Tao and his colleagues wanted to see how strongly proteins stick to other substances and to each other, a process known as protein binding. In order to see this unfold in real time, the team combined atomic force microscopy with solid-state nuclear magnetic resonance spectroscopy, available through the Environmental Molecular Sciences Laboratory, as well as other methods to study mineralization and other processes involving the proteins that form enamel.
According to the study’s results, the defective proteins’ tendency to stick too long and too strongly to the surface disrupts other molecular players from doing their jobs in creating a solid crystalline structure. They also slow down an enzyme known as matrix metallopeptidase-20 (MMP20),which removes excess amelogenin from the developing mineral surface. When MMP20 cannot do its job, enamel grows more slowly and is weaker. The sticky proteins also slow down the formation of hydroxyapatite.
“This work helps us understand why people with these mutations have weak and fragile tooth enamel, but more broadly, it gives us important information about how to control the creation or manipulation of materials for many applications, such as the development of new organic–inorganic hybrid materials for high-performance computing, catalysis research, or energy storage,” Tao said.

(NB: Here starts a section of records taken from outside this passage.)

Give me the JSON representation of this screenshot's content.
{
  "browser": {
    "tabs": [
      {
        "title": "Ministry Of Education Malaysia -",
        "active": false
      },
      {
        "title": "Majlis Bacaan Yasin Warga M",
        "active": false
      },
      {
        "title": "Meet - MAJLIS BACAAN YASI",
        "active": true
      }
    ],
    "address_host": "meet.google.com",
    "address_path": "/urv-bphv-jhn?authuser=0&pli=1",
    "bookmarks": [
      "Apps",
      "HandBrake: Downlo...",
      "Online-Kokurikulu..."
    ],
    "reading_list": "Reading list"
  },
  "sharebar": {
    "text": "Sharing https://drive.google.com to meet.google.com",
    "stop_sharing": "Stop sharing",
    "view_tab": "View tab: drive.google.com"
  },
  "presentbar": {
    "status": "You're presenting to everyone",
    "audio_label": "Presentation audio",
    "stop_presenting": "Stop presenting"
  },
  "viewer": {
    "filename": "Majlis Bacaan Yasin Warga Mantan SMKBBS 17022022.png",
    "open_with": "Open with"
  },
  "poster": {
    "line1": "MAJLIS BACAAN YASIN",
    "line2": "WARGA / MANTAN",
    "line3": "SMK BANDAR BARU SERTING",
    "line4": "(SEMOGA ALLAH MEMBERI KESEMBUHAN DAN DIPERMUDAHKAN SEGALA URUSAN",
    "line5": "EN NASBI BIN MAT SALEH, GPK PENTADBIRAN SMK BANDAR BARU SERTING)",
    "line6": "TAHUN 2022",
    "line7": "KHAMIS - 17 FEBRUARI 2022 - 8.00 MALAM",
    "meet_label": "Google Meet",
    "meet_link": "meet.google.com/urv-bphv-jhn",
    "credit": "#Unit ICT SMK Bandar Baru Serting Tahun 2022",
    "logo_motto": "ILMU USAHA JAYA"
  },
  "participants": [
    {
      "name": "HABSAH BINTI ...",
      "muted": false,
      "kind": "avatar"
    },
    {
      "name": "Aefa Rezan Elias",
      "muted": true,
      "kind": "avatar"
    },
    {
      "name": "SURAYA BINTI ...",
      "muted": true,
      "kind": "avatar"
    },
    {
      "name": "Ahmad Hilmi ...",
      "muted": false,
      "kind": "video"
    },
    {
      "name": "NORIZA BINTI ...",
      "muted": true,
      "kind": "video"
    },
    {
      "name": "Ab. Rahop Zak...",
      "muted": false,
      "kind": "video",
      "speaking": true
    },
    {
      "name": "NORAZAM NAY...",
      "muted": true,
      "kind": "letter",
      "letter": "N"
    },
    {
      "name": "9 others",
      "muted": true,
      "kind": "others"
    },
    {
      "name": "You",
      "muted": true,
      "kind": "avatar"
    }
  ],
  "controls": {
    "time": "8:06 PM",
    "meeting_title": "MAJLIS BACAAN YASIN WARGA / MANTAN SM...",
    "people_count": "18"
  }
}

The study, titled “The energetic basis for hydroxyapatite mineralization by amelogenin variants provides insights into the origin of amelogenesis imperfecta,” was published on July 9, 2019, in the Proceedings of the National Academy of Sciences of the United States of America.